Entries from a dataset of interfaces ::
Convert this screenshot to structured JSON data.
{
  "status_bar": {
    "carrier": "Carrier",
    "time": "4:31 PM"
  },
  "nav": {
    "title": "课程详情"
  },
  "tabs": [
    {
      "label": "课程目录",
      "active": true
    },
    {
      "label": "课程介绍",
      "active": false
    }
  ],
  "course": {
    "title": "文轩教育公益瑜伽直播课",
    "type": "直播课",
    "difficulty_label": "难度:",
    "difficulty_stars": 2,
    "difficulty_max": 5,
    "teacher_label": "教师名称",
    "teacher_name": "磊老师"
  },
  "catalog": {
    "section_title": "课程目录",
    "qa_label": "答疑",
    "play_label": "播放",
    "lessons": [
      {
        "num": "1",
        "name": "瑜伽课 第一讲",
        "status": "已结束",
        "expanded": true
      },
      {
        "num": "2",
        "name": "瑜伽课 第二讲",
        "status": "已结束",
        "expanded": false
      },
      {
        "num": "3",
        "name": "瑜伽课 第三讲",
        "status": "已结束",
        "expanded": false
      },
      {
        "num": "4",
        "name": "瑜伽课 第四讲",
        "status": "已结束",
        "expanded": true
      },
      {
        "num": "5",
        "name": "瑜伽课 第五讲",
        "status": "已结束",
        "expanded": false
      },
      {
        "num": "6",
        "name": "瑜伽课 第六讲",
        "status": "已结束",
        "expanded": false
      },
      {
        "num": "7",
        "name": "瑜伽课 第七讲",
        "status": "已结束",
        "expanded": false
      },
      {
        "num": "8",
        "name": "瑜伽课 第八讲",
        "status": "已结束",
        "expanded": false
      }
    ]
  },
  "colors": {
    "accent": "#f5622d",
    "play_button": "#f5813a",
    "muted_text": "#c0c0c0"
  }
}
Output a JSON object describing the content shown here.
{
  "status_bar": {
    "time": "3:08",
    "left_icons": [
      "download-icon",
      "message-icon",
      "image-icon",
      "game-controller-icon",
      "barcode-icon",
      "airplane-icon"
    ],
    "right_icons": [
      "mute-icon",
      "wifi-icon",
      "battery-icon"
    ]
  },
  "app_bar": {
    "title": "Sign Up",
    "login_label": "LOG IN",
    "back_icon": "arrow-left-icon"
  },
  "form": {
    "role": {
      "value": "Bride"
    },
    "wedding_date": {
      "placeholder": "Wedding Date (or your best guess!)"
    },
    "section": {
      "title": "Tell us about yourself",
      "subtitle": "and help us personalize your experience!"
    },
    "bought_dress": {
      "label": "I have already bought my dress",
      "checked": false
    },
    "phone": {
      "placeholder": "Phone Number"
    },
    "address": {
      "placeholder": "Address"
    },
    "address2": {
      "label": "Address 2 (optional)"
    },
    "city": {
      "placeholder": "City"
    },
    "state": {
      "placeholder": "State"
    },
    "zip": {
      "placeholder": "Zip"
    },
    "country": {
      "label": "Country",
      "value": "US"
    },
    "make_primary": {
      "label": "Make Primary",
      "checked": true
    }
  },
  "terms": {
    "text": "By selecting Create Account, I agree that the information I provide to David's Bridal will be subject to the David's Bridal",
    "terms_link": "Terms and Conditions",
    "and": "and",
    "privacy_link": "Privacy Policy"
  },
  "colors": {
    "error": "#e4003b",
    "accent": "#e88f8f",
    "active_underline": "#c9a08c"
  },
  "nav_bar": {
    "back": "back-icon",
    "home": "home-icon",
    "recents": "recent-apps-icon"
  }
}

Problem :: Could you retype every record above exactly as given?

Task result ::
Convert this screenshot to structured JSON data.
{
  "status_bar": {
    "carrier": "Carrier",
    "time": "4:31 PM"
  },
  "nav": {
    "title": "课程详情"
  },
  "tabs": [
    {
      "label": "课程目录",
      "active": true
    },
    {
      "label": "课程介绍",
      "active": false
    }
  ],
  "course": {
    "title": "文轩教育公益瑜伽直播课",
    "type": "直播课",
    "difficulty_label": "难度:",
    "difficulty_stars": 2,
    "difficulty_max": 5,
    "teacher_label": "教师名称",
    "teacher_name": "磊老师"
  },
  "catalog": {
    "section_title": "课程目录",
    "qa_label": "答疑",
    "play_label": "播放",
    "lessons": [
      {
        "num": "1",
        "name": "瑜伽课 第一讲",
        "status": "已结束",
        "expanded": true
      },
      {
        "num": "2",
        "name": "瑜伽课 第二讲",
        "status": "已结束",
        "expanded": false
      },
      {
        "num": "3",
        "name": "瑜伽课 第三讲",
        "status": "已结束",
        "expanded": false
      },
      {
        "num": "4",
        "name": "瑜伽课 第四讲",
        "status": "已结束",
        "expanded": true
      },
      {
        "num": "5",
        "name": "瑜伽课 第五讲",
        "status": "已结束",
        "expanded": false
      },
      {
        "num": "6",
        "name": "瑜伽课 第六讲",
        "status": "已结束",
        "expanded": false
      },
      {
        "num": "7",
        "name": "瑜伽课 第七讲",
        "status": "已结束",
        "expanded": false
      },
      {
        "num": "8",
        "name": "瑜伽课 第八讲",
        "status": "已结束",
        "expanded": false
      }
    ]
  },
  "colors": {
    "accent": "#f5622d",
    "play_button": "#f5813a",
    "muted_text": "#c0c0c0"
  }
}
Output a JSON object describing the content shown here.
{
  "status_bar": {
    "time": "3:08",
    "left_icons": [
      "download-icon",
      "message-icon",
      "image-icon",
      "game-controller-icon",
      "barcode-icon",
      "airplane-icon"
    ],
    "right_icons": [
      "mute-icon",
      "wifi-icon",
      "battery-icon"
    ]
  },
  "app_bar": {
    "title": "Sign Up",
    "login_label": "LOG IN",
    "back_icon": "arrow-left-icon"
  },
  "form": {
    "role": {
      "value": "Bride"
    },
    "wedding_date": {
      "placeholder": "Wedding Date (or your best guess!)"
    },
    "section": {
      "title": "Tell us about yourself",
      "subtitle": "and help us personalize your experience!"
    },
    "bought_dress": {
      "label": "I have already bought my dress",
      "checked": false
    },
    "phone": {
      "placeholder": "Phone Number"
    },
    "address": {
      "placeholder": "Address"
    },
    "address2": {
      "label": "Address 2 (optional)"
    },
    "city": {
      "placeholder": "City"
    },
    "state": {
      "placeholder": "State"
    },
    "zip": {
      "placeholder": "Zip"
    },
    "country": {
      "label": "Country",
      "value": "US"
    },
    "make_primary": {
      "label": "Make Primary",
      "checked": true
    }
  },
  "terms": {
    "text": "By selecting Create Account, I agree that the information I provide to David's Bridal will be subject to the David's Bridal",
    "terms_link": "Terms and Conditions",
    "and": "and",
    "privacy_link": "Privacy Policy"
  },
  "colors": {
    "error": "#e4003b",
    "accent": "#e88f8f",
    "active_underline": "#c9a08c"
  },
  "nav_bar": {
    "back": "back-icon",
    "home": "home-icon",
    "recents": "recent-apps-icon"
  }
}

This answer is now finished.